Records to use —
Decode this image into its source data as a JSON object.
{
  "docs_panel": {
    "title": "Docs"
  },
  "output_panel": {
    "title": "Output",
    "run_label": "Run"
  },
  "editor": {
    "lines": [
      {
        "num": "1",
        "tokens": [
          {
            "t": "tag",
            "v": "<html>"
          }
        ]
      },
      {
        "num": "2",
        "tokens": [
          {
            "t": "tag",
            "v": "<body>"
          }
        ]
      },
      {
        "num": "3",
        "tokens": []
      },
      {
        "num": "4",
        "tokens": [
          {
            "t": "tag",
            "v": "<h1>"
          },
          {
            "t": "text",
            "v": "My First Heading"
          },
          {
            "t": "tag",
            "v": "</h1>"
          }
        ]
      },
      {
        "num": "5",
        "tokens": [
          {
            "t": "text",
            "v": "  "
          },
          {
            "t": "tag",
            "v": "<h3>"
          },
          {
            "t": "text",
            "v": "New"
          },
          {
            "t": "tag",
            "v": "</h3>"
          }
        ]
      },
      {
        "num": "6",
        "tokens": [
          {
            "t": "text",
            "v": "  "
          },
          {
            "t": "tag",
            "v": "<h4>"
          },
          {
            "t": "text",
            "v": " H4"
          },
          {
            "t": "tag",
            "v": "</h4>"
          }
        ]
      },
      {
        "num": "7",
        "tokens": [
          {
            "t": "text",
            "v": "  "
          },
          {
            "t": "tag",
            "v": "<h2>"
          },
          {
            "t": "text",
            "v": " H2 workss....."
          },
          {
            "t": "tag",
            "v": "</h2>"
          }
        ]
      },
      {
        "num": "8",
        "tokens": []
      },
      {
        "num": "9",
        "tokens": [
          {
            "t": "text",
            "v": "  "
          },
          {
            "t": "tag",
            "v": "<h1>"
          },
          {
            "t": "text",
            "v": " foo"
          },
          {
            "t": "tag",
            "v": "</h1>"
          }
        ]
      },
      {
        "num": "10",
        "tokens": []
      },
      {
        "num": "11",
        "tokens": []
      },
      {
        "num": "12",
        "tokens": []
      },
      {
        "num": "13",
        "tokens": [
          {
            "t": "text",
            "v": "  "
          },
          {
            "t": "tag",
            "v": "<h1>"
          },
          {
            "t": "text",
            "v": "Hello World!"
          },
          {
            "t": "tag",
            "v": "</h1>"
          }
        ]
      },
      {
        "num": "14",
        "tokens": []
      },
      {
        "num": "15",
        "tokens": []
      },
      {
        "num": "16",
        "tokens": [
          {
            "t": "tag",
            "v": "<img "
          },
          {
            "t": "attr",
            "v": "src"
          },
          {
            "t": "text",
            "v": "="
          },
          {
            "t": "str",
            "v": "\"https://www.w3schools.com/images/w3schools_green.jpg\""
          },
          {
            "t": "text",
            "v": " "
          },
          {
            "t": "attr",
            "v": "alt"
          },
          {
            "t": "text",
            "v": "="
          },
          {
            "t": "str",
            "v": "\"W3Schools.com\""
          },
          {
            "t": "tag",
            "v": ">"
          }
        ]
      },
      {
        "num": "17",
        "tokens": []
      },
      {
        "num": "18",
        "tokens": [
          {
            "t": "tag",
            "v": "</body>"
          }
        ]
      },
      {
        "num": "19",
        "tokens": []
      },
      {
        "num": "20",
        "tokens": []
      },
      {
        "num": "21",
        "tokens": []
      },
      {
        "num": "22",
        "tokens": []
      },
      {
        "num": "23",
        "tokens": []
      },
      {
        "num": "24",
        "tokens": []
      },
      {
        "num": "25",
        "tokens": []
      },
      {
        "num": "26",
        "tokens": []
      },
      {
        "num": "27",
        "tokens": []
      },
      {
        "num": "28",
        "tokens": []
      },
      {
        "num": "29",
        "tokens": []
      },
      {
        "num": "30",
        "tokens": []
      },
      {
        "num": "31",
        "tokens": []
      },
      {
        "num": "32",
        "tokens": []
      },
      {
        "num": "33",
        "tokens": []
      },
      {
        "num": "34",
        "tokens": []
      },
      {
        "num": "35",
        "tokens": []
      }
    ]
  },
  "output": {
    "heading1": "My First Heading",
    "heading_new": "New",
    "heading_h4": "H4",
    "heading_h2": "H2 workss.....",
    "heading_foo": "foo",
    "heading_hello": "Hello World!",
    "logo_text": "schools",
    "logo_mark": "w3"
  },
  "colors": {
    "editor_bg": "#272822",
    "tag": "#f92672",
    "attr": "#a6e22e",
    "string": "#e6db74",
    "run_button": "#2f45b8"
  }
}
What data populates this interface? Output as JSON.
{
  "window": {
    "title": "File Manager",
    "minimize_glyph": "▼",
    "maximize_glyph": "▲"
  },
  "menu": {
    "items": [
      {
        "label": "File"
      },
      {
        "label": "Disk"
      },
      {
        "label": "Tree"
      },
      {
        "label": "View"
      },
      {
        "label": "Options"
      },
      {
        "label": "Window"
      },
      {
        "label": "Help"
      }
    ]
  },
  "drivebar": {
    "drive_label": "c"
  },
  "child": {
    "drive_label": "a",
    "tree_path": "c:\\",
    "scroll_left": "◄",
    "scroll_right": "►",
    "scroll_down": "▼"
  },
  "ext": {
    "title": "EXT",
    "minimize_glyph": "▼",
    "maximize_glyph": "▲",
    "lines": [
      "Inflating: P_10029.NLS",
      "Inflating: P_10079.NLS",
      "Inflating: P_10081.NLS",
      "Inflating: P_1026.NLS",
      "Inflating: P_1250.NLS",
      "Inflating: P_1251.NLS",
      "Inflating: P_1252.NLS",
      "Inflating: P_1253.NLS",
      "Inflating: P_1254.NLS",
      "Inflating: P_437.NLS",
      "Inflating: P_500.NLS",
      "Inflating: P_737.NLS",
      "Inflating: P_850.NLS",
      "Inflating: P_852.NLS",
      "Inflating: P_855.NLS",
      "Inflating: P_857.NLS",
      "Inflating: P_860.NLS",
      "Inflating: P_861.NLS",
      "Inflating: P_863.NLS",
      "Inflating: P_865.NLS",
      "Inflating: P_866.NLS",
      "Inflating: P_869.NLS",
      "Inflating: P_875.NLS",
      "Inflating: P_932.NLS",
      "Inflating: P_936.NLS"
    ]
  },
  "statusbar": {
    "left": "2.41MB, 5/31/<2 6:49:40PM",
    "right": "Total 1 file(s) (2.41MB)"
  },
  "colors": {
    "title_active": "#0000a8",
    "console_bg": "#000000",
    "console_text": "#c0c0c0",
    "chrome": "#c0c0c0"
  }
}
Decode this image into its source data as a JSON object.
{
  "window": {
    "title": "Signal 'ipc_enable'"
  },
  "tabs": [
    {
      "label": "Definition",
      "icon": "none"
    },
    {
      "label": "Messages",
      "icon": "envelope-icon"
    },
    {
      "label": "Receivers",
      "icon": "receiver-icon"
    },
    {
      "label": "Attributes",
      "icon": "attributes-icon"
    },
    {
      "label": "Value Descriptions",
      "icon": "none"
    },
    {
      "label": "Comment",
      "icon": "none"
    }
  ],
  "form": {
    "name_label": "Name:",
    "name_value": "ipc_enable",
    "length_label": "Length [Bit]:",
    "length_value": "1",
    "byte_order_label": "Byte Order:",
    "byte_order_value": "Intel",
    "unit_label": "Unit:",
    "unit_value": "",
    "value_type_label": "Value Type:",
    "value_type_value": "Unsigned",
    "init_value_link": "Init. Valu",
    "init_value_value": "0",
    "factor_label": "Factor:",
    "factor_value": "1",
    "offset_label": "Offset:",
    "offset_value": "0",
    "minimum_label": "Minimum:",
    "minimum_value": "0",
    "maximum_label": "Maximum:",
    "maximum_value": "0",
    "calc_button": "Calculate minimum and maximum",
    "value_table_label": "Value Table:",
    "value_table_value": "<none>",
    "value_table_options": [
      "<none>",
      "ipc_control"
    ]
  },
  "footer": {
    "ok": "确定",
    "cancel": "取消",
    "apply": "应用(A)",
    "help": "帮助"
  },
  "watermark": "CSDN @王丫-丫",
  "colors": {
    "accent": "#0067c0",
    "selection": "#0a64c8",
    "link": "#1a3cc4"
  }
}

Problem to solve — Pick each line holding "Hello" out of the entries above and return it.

Solution to this exercise —
            "v": "Hello World!"
    "heading_hello": "Hello World!",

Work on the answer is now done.